In this paper we present several attempts at data analyses concerning the East Asian peoples' attitudes and social values on the data of our East Asia Value Survey conducted in Japan, China (Beijing, Shanghai, Kunming, Hangzhou), Hong Kong, Taiwan, South Korea, and Singapore during 2002-2004. Among these, we focused on the response patterns to the open-ended question “What is the most important thing(s) for you ?” Although the responses were so various, overall each country or region shows some distinctive features closely related to their own social values. We also show the relationships between the respondents' attitudes and their answer patterns to items relating to the question, using the data of our East Asia value surveys as well as the previously conducted cross-national survey including European countries and USA. These results show that the social systems may influence attitudes and values of these people under racial, cultural and geographic diversities and life.
In the contemporary world conflicts of different cultures among different nations and regions have become a serious problem. Specifically, religions exist as the basis for different cultures. In our Cross-national survey results, it was found that only 30% of the Japanese have religious faith but 70% think that religious feeling is important and that the meaning of religion is different between the Japanese and Westerners based on our cross-national surveys. The meaning of religion can be understood in the relation between religious attitudes and other social attitudes. The structure of thinking about religion and its relation to other items in our East Asia Value Survey were analyzed using multivariate analysis. The results concerning the differences among these areas were as follows. In Japan, Korea and Hong-Kong, satisfaction about daily life and religious feeling are related positively, whereas in Beijing, Shanghai and Taiwan, these are related negatively. Concerning attitudes toward science and technology, in some areas, including Japan, the medium attitude is related to religious feeling. We are continuing our on-going analysis toward seeking the meaning of religion in contemporary societies by including the results of seven Western nations' surveys.
The objective of this paper is to examine the structure of trust on organizations of the East Asian countries and the possibility of a cross-national comparative study, using data analysis of the East Asia Value Survey. Multiple Group Analysis and Categorical Principal Component Analysis are principally used in this study. This paper first examines the structure of trust in organizations. Two findings were made. Two types of common factors (establishment trust and civil trust) can be assumed. In addition, these factors can only be considered completely the same either in mainland China or in Japan, Korea, Taiwan and Hong Kong. This paper also investigates whether trust in individuals can explain trust in organizations. Results indicate that trust in individuals cannot alone explain trust in organizations. This suggests the need for synergy trust in organizations.

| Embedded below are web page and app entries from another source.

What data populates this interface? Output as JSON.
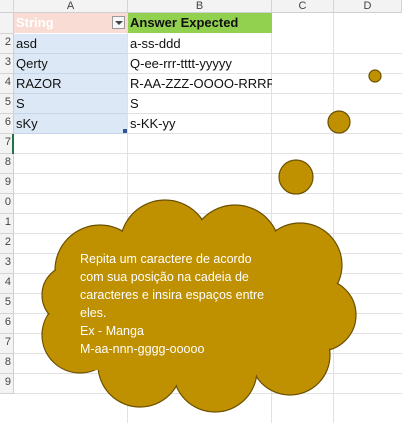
{
  "columns": [
    "A",
    "B",
    "C",
    "D"
  ],
  "rows": [
    "2",
    "3",
    "4",
    "5",
    "6",
    "7",
    "8",
    "9",
    "0",
    "1",
    "2",
    "3",
    "4",
    "5",
    "6",
    "7",
    "8",
    "9"
  ],
  "table": {
    "headers": [
      "String",
      "Answer Expected"
    ],
    "rows": [
      {
        "string": "asd",
        "answer": "a-ss-ddd"
      },
      {
        "string": "Qerty",
        "answer": "Q-ee-rrr-tttt-yyyyy"
      },
      {
        "string": "RAZOR",
        "answer": "R-AA-ZZZ-OOOO-RRRRR"
      },
      {
        "string": "S",
        "answer": "S"
      },
      {
        "string": "sKy",
        "answer": "s-KK-yy"
      }
    ]
  },
  "callout": {
    "lines": [
      "Repita um caractere de acordo",
      "com sua posição na cadeia de",
      "caracteres e insira espaços entre",
      "eles.",
      "Ex - Manga",
      "M-aa-nnn-gggg-ooooo"
    ],
    "fill_color": "#bf9000",
    "text_color": "#ffffff"
  },
  "colors": {
    "header_a_bg": "#f9dcd3",
    "header_b_bg": "#92d050",
    "row_a_bg": "#dce8f5"
  }
}
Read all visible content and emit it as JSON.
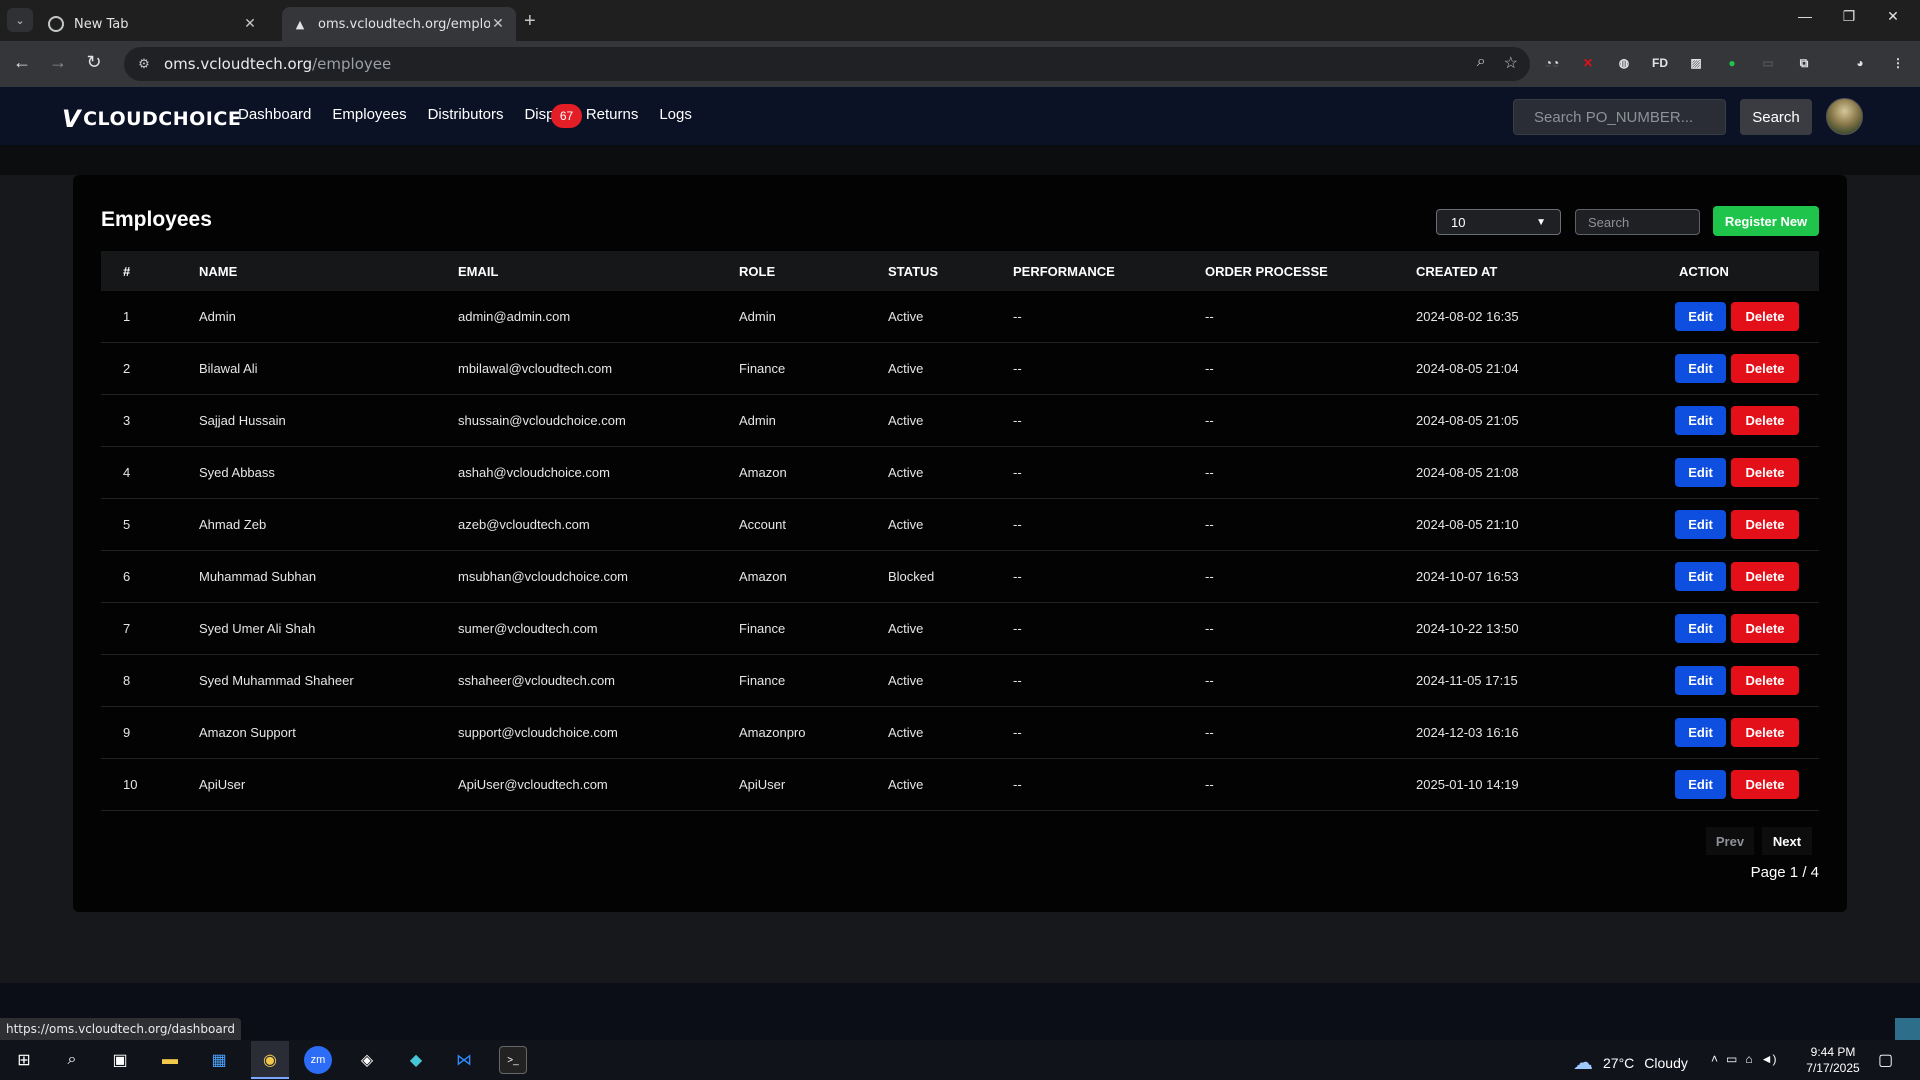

Relationships between four elements of cognitive social capital (i.e., law-abiding spirit, normative consciousness, attitude toward contracts, and trust) were examined as part of the “East Asia Value Survey” conducted by the Institute of Statistical Mathematics. To avoid aggregation bias, micro-data analysis, such as multiple group structural equation modeling with categorical variables, was conducted. A significantly positive relationship between normative consciousness and trust was found for China; however, the relationship between law-abiding spirit and trust was nonsignificant. Additionally, in China, token acknowledgement affected responses to law-abiding-spirit questions but did not affect responses related to normative consciousness. Attitude toward contracts and trust had a positive relationship in Japan and China but a negative relationship in Taiwan and Singapore. This research also showed that the way demographic variables affect each element of social capital varies according to countries/areas.
The purpose of this paper is to discuss the conceptual framework of people's environmental consciousness (EC) and its influences on the pro-environmental behavior based on analyzing the characters of EC and its influence factors in various countries using the East Asia value survey data collected from 2002 to 2004 by the face-to-face interview. The factors contain two types of variables, one is the attitudinal variable which contains health satisfaction, life satisfaction, trust, and attitudes toward science & technology etc., and the other is the demographic variables including gender, age, education level, household income, and religion etc., have been employed in this research. As results derived from statistical analysis on the relation between people's EC and factors, it has been revealed that the response patterns on EC are definitely different, and the significant factors are also diverse in China, Singapore, South Korea, and Japan.
Under the current financial and economic situation, risk control of financial institutes is becoming one of the most significant factors to stabilize the economic condition. One of the most important methods for risk controlling is the evaluation of rating for each company, and now a generalized linear regression model such as the ordered logit model has been widely used in the preceding studies of the rating forecasting model. In statistical modeling, the multi-nominal logit model as well as many other models have been developed from the multi-nominal logit model and are expected to decrease the I.I.A. (Independence from Irrelevant Alternatives) assumption. However, these models have not usually been used in the study of rating forecasting model so far. In this study, we will construct a rating forecasting model based on the normal ordered logit model, multi-nominal logit model and nested logit model, and compare the model performance among these models. Finally, we will confirm the validity of these models by applying them to actual publicly disclosed rating data.